WHAT IS REQUIRED
In the records below, count every line that contains the word "JSON" and report only the total.

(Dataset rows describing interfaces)
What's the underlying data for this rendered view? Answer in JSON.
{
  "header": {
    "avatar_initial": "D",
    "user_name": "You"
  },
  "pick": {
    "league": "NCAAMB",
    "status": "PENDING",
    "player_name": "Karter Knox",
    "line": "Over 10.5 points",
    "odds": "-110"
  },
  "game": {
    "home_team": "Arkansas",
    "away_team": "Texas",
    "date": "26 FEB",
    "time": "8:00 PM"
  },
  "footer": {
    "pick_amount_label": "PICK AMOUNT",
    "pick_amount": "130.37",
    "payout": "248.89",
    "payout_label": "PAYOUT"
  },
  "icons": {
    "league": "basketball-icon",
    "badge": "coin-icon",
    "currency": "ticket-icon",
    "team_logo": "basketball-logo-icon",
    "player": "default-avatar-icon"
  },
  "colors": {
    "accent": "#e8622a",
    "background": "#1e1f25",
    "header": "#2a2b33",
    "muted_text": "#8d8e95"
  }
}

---

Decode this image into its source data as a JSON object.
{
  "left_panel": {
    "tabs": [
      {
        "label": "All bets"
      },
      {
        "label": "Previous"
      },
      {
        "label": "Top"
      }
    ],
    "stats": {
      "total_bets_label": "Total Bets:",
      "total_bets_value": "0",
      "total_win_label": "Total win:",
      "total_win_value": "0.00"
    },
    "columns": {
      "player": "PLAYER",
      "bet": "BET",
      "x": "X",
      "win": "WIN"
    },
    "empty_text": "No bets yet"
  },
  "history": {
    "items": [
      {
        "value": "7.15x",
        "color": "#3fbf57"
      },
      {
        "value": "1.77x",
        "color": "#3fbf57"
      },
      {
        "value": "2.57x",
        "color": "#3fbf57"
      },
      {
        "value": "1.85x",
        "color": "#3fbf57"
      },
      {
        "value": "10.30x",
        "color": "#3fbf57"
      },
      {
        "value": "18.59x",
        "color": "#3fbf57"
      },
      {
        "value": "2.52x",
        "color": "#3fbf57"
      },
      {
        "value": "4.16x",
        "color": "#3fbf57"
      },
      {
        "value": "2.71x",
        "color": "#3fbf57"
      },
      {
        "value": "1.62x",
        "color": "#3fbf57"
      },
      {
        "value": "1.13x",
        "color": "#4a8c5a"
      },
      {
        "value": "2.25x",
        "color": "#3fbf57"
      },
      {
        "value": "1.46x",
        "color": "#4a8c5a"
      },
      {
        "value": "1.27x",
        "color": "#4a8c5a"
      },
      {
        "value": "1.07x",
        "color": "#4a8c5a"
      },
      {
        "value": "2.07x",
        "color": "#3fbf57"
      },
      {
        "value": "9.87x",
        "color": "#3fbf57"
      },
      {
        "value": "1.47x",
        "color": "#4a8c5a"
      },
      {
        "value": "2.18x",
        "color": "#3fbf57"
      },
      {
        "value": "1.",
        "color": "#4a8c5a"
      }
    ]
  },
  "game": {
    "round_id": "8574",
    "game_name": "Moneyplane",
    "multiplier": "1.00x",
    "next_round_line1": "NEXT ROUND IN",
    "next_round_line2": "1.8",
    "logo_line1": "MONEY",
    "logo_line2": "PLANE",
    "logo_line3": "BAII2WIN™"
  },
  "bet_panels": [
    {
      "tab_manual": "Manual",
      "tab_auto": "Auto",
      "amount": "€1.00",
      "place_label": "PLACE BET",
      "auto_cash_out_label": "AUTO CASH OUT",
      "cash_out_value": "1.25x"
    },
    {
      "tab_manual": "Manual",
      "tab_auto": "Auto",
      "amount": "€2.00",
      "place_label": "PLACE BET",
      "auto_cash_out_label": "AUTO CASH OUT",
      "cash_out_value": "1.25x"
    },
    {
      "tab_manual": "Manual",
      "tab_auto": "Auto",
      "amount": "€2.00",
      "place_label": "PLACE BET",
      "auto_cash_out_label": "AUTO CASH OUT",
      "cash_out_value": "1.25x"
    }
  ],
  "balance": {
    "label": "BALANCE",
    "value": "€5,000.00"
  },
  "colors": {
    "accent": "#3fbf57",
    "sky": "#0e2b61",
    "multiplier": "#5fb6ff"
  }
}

SOLUTION TO THE PROBLEM
2